Research & Commentary: Georgia Sunday Sales Local Option
Georgia is one of only three states that prohibit the retail sale of liquor, wine, and beer on Sundays. This limitation on consumer choice costs the state’s coffers millions of dollars in tax revenues every year. Sunday is now the second-busiest shopping day, and consumers who can do so migrate to other states to shop.
With the state facing a budget deficit that could reach $2 billion in fiscal year 2012, it is increasingly important for lawmakers to foster economic growth by expanding markets rather than restricting them through excess regulatory and tax burdens. Studies have shown that giving voters in local communities the option of allowing Sunday sales has consistently led to increases in economic activity and tax revenues.
A 2007 study published in the National Tax Journal found the average state experienced 4.1 percent and 5.2 percent per-capita increases for the sale of beer and spirits, respectively, after the repeal of Sunday sales bans. Repeal could bring Georgia $3 to $5 million in additional tax revenue per year.
Repealing this outdated regulatory obstacle is an effective and economically stimulating way of generating revenue. The status quo leaves on the table millions of dollars in revenues that would be derived from increased economic activity, and it places unreasonable burdens on taxpayers and businesses.
The following documents offer additional information on Sunday liquor sale bans.
Blue Laws: Easing Up on Sunday Liquor Sales
Throwing out Prohibition-era laws means more revenue for states
This article from U.S. News & News Reports looks at the trend of states repealing blue laws and bringing in more tax revenue as a result. It notes, “A recent study found that the dozen states that have recently allowed liquor to be sold on Sundays generate more than $200 million in new state revenue every year.”

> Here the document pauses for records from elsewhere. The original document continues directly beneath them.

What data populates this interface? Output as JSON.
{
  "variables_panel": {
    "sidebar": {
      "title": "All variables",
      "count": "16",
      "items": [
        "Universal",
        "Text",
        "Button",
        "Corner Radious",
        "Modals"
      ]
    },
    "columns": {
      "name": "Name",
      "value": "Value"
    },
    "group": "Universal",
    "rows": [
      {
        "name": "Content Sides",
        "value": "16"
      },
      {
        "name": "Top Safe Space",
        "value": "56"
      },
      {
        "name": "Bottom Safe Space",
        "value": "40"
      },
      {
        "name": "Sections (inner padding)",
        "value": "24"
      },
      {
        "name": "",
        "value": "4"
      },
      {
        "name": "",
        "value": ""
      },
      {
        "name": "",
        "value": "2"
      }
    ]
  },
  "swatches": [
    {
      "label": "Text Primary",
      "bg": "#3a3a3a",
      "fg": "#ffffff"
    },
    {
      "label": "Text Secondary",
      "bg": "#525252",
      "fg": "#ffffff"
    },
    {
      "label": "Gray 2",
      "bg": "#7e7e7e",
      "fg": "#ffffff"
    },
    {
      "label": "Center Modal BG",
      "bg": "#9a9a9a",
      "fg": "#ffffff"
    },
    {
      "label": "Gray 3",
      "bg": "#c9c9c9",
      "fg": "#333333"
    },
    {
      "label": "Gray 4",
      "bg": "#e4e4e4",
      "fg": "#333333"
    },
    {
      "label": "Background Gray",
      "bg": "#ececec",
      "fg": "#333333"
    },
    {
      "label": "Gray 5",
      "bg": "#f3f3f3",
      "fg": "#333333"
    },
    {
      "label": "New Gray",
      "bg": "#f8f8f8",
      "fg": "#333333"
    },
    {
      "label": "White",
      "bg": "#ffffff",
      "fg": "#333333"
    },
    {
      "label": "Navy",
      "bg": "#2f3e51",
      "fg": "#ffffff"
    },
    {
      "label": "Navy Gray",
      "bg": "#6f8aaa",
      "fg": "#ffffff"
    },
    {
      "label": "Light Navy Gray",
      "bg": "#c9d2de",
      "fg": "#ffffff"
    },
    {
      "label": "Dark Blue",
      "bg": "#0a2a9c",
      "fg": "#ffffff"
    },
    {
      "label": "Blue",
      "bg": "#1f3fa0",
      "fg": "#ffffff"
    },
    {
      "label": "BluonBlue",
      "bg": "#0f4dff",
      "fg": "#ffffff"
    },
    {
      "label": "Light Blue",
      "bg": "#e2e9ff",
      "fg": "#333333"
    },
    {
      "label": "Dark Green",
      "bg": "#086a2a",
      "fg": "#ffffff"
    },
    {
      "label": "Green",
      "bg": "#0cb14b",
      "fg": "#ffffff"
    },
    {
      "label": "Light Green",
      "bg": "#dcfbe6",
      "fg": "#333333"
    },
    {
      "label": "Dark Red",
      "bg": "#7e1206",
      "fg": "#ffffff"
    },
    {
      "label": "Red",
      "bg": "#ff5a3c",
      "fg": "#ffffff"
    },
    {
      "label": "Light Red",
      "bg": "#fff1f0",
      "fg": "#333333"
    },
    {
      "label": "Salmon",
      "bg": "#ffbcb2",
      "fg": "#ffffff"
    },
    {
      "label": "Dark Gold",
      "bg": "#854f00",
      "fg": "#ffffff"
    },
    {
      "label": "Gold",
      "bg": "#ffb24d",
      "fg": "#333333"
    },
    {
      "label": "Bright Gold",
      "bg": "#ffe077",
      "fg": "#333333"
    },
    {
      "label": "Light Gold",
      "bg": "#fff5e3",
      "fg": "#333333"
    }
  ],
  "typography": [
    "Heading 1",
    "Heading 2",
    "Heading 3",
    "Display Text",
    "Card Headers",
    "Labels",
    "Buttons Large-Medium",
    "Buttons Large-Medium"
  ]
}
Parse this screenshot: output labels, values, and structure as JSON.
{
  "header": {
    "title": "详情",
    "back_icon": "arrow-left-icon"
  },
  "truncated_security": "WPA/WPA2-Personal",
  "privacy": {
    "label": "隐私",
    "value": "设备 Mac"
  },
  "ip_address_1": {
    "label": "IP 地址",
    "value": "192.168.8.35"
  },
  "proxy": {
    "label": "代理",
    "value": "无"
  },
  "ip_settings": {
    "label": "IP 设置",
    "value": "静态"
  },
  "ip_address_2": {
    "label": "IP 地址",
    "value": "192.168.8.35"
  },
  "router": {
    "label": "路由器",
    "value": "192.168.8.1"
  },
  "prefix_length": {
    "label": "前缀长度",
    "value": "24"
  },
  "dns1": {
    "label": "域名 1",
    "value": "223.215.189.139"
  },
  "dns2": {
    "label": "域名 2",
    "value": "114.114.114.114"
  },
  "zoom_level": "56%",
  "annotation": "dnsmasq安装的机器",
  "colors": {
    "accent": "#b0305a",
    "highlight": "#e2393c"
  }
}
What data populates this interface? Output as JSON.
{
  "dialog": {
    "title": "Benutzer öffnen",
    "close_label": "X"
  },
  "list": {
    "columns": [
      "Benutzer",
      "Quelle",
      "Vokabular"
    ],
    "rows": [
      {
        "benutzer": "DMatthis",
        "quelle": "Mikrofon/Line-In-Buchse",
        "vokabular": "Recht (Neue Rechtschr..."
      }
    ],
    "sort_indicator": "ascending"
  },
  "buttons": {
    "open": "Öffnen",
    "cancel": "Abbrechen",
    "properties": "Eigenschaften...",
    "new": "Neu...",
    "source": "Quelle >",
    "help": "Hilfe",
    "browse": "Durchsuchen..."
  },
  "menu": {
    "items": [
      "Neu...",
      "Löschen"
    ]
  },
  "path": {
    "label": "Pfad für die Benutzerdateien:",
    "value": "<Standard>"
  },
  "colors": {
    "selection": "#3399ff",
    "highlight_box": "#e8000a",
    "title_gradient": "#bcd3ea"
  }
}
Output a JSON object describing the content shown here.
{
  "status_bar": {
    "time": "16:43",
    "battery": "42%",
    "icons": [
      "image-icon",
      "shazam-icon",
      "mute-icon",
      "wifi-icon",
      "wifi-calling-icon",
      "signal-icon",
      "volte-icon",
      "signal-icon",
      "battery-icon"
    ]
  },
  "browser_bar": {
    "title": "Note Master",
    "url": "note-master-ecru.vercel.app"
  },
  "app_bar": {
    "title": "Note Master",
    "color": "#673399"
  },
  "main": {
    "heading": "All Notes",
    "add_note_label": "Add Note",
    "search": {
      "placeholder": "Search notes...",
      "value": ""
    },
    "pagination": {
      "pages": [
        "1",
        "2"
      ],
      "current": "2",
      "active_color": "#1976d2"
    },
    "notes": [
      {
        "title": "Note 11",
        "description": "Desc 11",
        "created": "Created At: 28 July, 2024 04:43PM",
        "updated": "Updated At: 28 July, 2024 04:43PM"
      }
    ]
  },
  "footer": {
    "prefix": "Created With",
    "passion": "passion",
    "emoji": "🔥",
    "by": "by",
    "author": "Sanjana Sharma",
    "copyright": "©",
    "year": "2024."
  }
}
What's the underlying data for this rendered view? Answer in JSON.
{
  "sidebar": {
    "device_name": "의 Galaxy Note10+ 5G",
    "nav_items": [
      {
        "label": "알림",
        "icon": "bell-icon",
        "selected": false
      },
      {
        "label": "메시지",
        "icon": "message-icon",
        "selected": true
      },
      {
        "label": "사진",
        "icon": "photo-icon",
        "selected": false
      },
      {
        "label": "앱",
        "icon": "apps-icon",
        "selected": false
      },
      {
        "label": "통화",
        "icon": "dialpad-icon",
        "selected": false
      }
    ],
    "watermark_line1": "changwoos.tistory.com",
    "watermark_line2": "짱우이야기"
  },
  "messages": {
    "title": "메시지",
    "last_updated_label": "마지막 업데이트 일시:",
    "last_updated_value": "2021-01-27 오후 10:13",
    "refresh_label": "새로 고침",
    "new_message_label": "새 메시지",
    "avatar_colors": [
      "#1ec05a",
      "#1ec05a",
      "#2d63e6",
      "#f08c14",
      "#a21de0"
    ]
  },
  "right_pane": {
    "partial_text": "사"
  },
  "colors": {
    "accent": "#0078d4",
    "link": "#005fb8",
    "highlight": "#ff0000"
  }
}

The Effect of Sunday Sales of Alcohol on Highway Crash Fatalities
This study by economics professor Mark Stehr finds there is no correlation between repealing Sunday sales of alcohol laws and highway crash fatalities. The study notes that after “drawing upon data from the lower 48 states from the Fatality Analysis Reporting System (FARS), this paper finds that only the repeal in New Mexico led to an increase in fatalities.”
Sunday Sales and Georgia
This policy analysis by the Distilled Spirits Council of the United States projects the fiscal effects that allowing Sunday alcohol sales in Georgia would have on consumers and tax revenues. It estimates allowing the “Sunday sale of spirits would generate between $3.4 and $4.8 million in new tax revenues for the state.”
States OK Sunday Spirits Sales to Increase Tax Revenue, Consumer Convenience
This article from Budget & Tax News examines the positive economic impacts that repealing blue laws has had on states. It notes, “With Sunday now the second-busiest shopping day of the week, states and localities are realizing these outdated Blue Laws no longer have a place in our modern society.”
Will the Recession Doom the Last Sunday Blue Laws?
Time magazine takes a look at the growing trend of states repealing blue laws that date back to colonial times. Auburn University economics professor David Laband says, “States realize that consumers will migrate to a place where they can buy what they want. And whatever their reasons are for not wanting to sell on Sunday, these states realize they’re paying a price for it in foregone tax revenues. So once the economy goes bad, then the cost of their policies [is] apparent to them.”
For further information on this subject, visit The Heartland Institute’s Web site, http://www.heartland.org.
Nothing in this message is intended to influence the passage of legislation, and it does not necessarily represent the views of The Heartland Institute. If you have any questions about this issue or the Heartland Web site, contact Legislative Specialist John Nothdurft at 312/377-4000 or email@example.com.